RECORD SET:

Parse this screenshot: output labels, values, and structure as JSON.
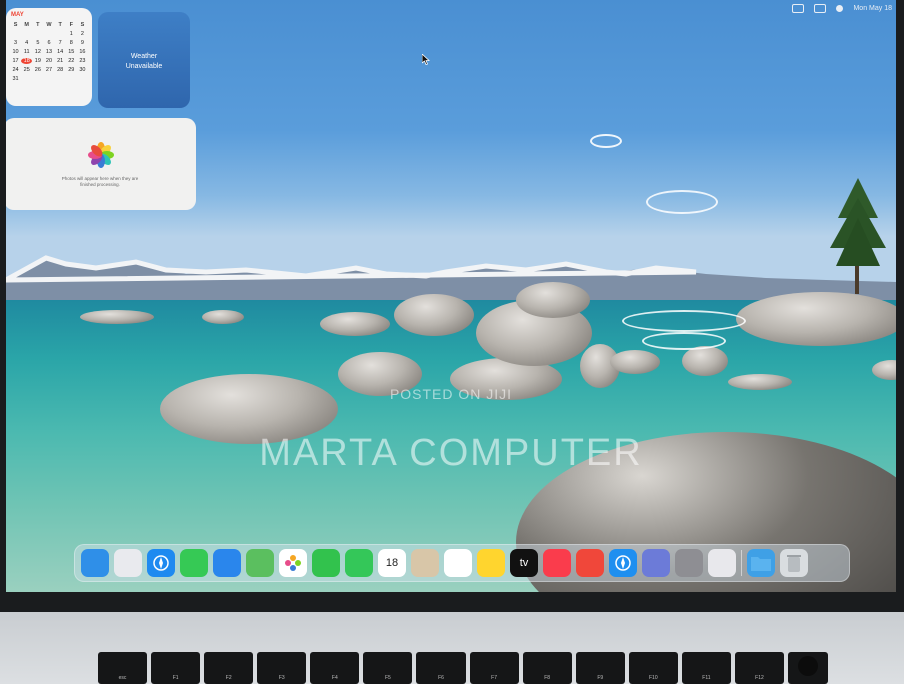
{
  "menubar": {
    "datetime": "Mon May 18"
  },
  "calendar_widget": {
    "month": "MAY",
    "weekdays": [
      "S",
      "M",
      "T",
      "W",
      "T",
      "F",
      "S"
    ],
    "days": [
      "",
      "",
      "",
      "",
      "",
      "1",
      "2",
      "3",
      "4",
      "5",
      "6",
      "7",
      "8",
      "9",
      "10",
      "11",
      "12",
      "13",
      "14",
      "15",
      "16",
      "17",
      "18",
      "19",
      "20",
      "21",
      "22",
      "23",
      "24",
      "25",
      "26",
      "27",
      "28",
      "29",
      "30",
      "31",
      "",
      "",
      "",
      "",
      "",
      ""
    ],
    "today": "18"
  },
  "weather_widget": {
    "line1": "Weather",
    "line2": "Unavailable"
  },
  "photos_widget": {
    "message_line1": "Photos will appear here when they are",
    "message_line2": "finished processing."
  },
  "watermark": {
    "line1": "POSTED ON JIJI",
    "line2": "MARTA COMPUTER"
  },
  "dock": {
    "calendar_date": "18",
    "apple_tv_label": "tv",
    "apps": [
      {
        "name": "finder-icon",
        "color": "#2f8fe8"
      },
      {
        "name": "launchpad-icon",
        "color": "#e9eaee"
      },
      {
        "name": "safari-icon",
        "color": "#1e8af0"
      },
      {
        "name": "messages-icon",
        "color": "#36c955"
      },
      {
        "name": "mail-icon",
        "color": "#2a86ec"
      },
      {
        "name": "maps-icon",
        "color": "#5bbf5f"
      },
      {
        "name": "photos-icon",
        "color": "#ffffff"
      },
      {
        "name": "facetime-icon",
        "color": "#32c24d"
      },
      {
        "name": "phone-icon",
        "color": "#34c759"
      },
      {
        "name": "calendar-icon",
        "color": "#ffffff"
      },
      {
        "name": "contacts-icon",
        "color": "#d8c6a8"
      },
      {
        "name": "reminders-icon",
        "color": "#ffffff"
      },
      {
        "name": "notes-icon",
        "color": "#ffd52e"
      },
      {
        "name": "apple-tv-icon",
        "color": "#111111"
      },
      {
        "name": "music-icon",
        "color": "#fa3c4c"
      },
      {
        "name": "rocket-icon",
        "color": "#f0473a"
      },
      {
        "name": "app-store-icon",
        "color": "#1f8ff0"
      },
      {
        "name": "iphone-mirroring-icon",
        "color": "#6c7bd8"
      },
      {
        "name": "system-settings-icon",
        "color": "#8e8e93"
      },
      {
        "name": "preview-icon",
        "color": "#e8e8ec"
      },
      {
        "name": "downloads-folder-icon",
        "color": "#3fa0e6"
      },
      {
        "name": "trash-icon",
        "color": "#d9dde0"
      }
    ]
  },
  "keyboard": {
    "fn_keys": [
      "esc",
      "F1",
      "F2",
      "F3",
      "F4",
      "F5",
      "F6",
      "F7",
      "F8",
      "F9",
      "F10",
      "F11",
      "F12"
    ]
  }
}
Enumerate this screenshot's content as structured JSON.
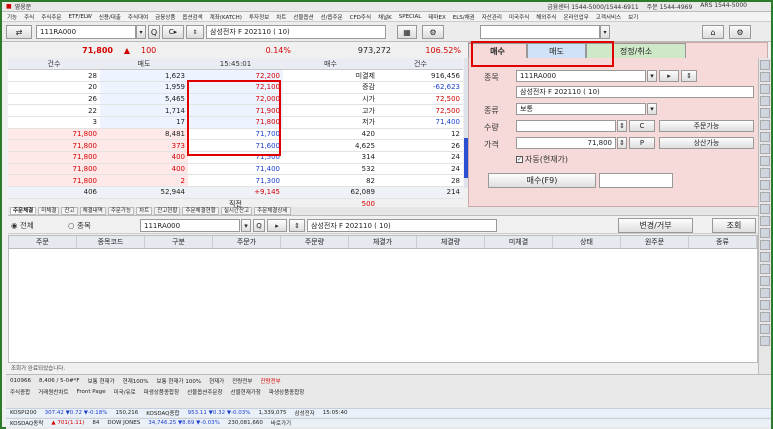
{
  "window": {
    "title": "영웅문",
    "info": [
      "금융센터 1544-5000/1544-6911",
      "주문 1544-4969",
      "ARS 1544-5000"
    ]
  },
  "menu": [
    "기능",
    "주식",
    "주식주문",
    "ETF/ELW",
    "신용/대출",
    "주식대여",
    "금융상품",
    "옵션검색",
    "계좌(KATCH)",
    "투자정보",
    "차트",
    "선물옵션",
    "선/옵주문",
    "CFD주식",
    "채널K",
    "SPECIAL",
    "테마EX",
    "ELS/채권",
    "자산관리",
    "미국주식",
    "해외주식",
    "온라인업무",
    "고객서비스",
    "보기"
  ],
  "toolbar": {
    "code": "111RA000",
    "name": "삼성전자  F 202110 ( 10)"
  },
  "quote": {
    "price": "71,800",
    "arrow": "▲",
    "change": "100",
    "change_pct": "0.14%",
    "volume": "973,272",
    "pct2": "106.52%"
  },
  "orderbook": {
    "headers": [
      "건수",
      "매도",
      "15:45:01",
      "매수",
      "건수"
    ],
    "asks": [
      {
        "count": "28",
        "qty": "1,623",
        "price": "72,200"
      },
      {
        "count": "20",
        "qty": "1,959",
        "price": "72,100"
      },
      {
        "count": "26",
        "qty": "5,465",
        "price": "72,000"
      },
      {
        "count": "22",
        "qty": "1,714",
        "price": "71,900"
      },
      {
        "count": "3",
        "qty": "17",
        "price": "71,800"
      }
    ],
    "bids": [
      {
        "price": "71,700",
        "qty": "420",
        "count": "12"
      },
      {
        "price": "71,600",
        "qty": "4,625",
        "count": "26"
      },
      {
        "price": "71,500",
        "qty": "314",
        "count": "24"
      },
      {
        "price": "71,400",
        "qty": "532",
        "count": "24"
      },
      {
        "price": "71,300",
        "qty": "82",
        "count": "28"
      }
    ],
    "stats": [
      {
        "label": "미결제",
        "value": "916,456"
      },
      {
        "label": "증감",
        "value": "-62,623"
      },
      {
        "label": "시가",
        "value": "72,500"
      },
      {
        "label": "고가",
        "value": "72,500"
      },
      {
        "label": "저가",
        "value": "71,400"
      }
    ],
    "executed": [
      {
        "price": "71,800",
        "qty": "8,481"
      },
      {
        "price": "71,800",
        "qty": "373"
      },
      {
        "price": "71,800",
        "qty": "400"
      },
      {
        "price": "71,800",
        "qty": "400"
      },
      {
        "price": "71,800",
        "qty": "2"
      }
    ],
    "totals": {
      "ask_count": "406",
      "ask_qty": "52,944",
      "diff": "+9,145",
      "bid_qty": "62,089",
      "bid_count": "214"
    },
    "direct": {
      "label": "직전",
      "value": "500"
    }
  },
  "order": {
    "tabs": [
      "매수",
      "매도",
      "정정/취소"
    ],
    "label_item": "종목",
    "item_code": "111RA000",
    "item_name": "삼성전자  F 202110 ( 10)",
    "label_type": "종류",
    "type_value": "보통",
    "label_qty": "수량",
    "qty_btn": "C",
    "qty_avail": "주문가능",
    "label_price": "가격",
    "price_value": "71,800",
    "price_btn": "P",
    "settle": "상산가능",
    "auto": "자동(현재가)",
    "submit": "매수(F9)"
  },
  "lower": {
    "tabs": [
      "주문체결",
      "미체결",
      "잔고",
      "체결내역",
      "주문가능",
      "차트",
      "잔고현황",
      "주문체결현황",
      "실시간잔고",
      "주문체결상세"
    ],
    "filter_all": "전체",
    "filter_item": "종목",
    "code": "111RA000",
    "name": "삼성전자  F 202110 ( 10)",
    "modify_btn": "변경/거부",
    "query_btn": "조회",
    "columns": [
      "주문",
      "종목코드",
      "구분",
      "주문가",
      "주문량",
      "체결가",
      "체결량",
      "미체결",
      "상태",
      "원주문",
      "종류"
    ]
  },
  "status": "조회가 완료되었습니다.",
  "bottom": {
    "row1": [
      "010966",
      "8,406 / 5-0#*F",
      "보통  현재가",
      "현재100%",
      "보통  현재가  100%",
      "현재가",
      "잔량전부",
      "잔량전부"
    ],
    "row2": [
      "주식종합",
      "거래원찬차트",
      "Front Page",
      "미국/유로",
      "파생상품종합창",
      "선물옵션주문창",
      "선물현재가창",
      "파생상품종합창"
    ],
    "row3": [
      "KOSPI200",
      "307.42  ▼0.72  ▼-0.18%",
      "150,216",
      "KOSDAQ종합",
      "953.11  ▼0.32  ▼-0.03%",
      "1,339,075",
      "삼성전자",
      "15:05:40"
    ],
    "row4": [
      "KOSDAQ동락",
      "▲ 701(1.11)",
      "84",
      "DOW JONES",
      "34,746.25  ▼8.69  ▼-0.03%",
      "230,081,660",
      "바로가기"
    ]
  },
  "colors": {
    "ask": "#d40000",
    "bid": "#1a3fd0",
    "order_bg": "#f6d9d9",
    "highlight": "#e00000"
  }
}
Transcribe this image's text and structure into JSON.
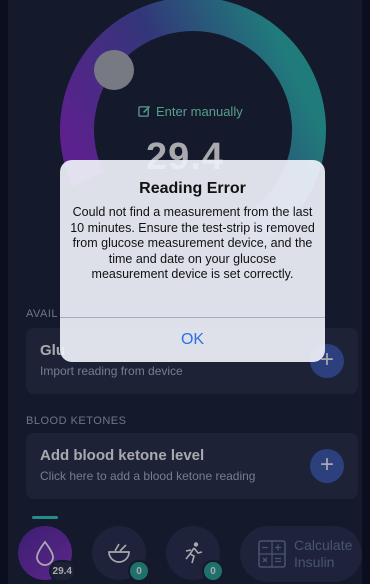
{
  "gauge": {
    "enter_manually_label": "Enter manually",
    "value": "29.4"
  },
  "sections": {
    "glucose_label": "AVAIL",
    "glucose_card": {
      "title": "Glu",
      "subtitle": "Import reading from device",
      "action": "+"
    },
    "ketones_label": "BLOOD KETONES",
    "ketones_card": {
      "title": "Add blood ketone level",
      "subtitle": "Click here to add a blood ketone reading",
      "action": "+"
    }
  },
  "bottom_nav": {
    "items": [
      {
        "icon": "drop-icon",
        "badge": "29.4",
        "active": true
      },
      {
        "icon": "food-bowl-icon",
        "badge": "0",
        "active": false
      },
      {
        "icon": "running-icon",
        "badge": "0",
        "active": false
      }
    ],
    "calculate_line1": "Calculate",
    "calculate_line2": "Insulin",
    "calculate_icon": "calculator-icon"
  },
  "dialog": {
    "title": "Reading Error",
    "message": "Could not find a measurement from the last 10 minutes. Ensure the test-strip is removed from glucose measurement device, and the time and date on your glucose measurement device is set correctly.",
    "ok_label": "OK"
  },
  "colors": {
    "background": "#1d2238",
    "accent_teal": "#36d3c6",
    "accent_purple": "#7a35c4",
    "dialog_button": "#2f6fe6"
  }
}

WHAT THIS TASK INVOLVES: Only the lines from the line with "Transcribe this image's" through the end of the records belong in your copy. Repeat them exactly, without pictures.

ANSWER TO THIS EXERCISE:
Transcribe this image's text and structure into JSON.
{
  "gauge": {
    "enter_manually_label": "Enter manually",
    "value": "29.4"
  },
  "sections": {
    "glucose_label": "AVAIL",
    "glucose_card": {
      "title": "Glu",
      "subtitle": "Import reading from device",
      "action": "+"
    },
    "ketones_label": "BLOOD KETONES",
    "ketones_card": {
      "title": "Add blood ketone level",
      "subtitle": "Click here to add a blood ketone reading",
      "action": "+"
    }
  },
  "bottom_nav": {
    "items": [
      {
        "icon": "drop-icon",
        "badge": "29.4",
        "active": true
      },
      {
        "icon": "food-bowl-icon",
        "badge": "0",
        "active": false
      },
      {
        "icon": "running-icon",
        "badge": "0",
        "active": false
      }
    ],
    "calculate_line1": "Calculate",
    "calculate_line2": "Insulin",
    "calculate_icon": "calculator-icon"
  },
  "dialog": {
    "title": "Reading Error",
    "message": "Could not find a measurement from the last 10 minutes. Ensure the test-strip is removed from glucose measurement device, and the time and date on your glucose measurement device is set correctly.",
    "ok_label": "OK"
  },
  "colors": {
    "background": "#1d2238",
    "accent_teal": "#36d3c6",
    "accent_purple": "#7a35c4",
    "dialog_button": "#2f6fe6"
  }
}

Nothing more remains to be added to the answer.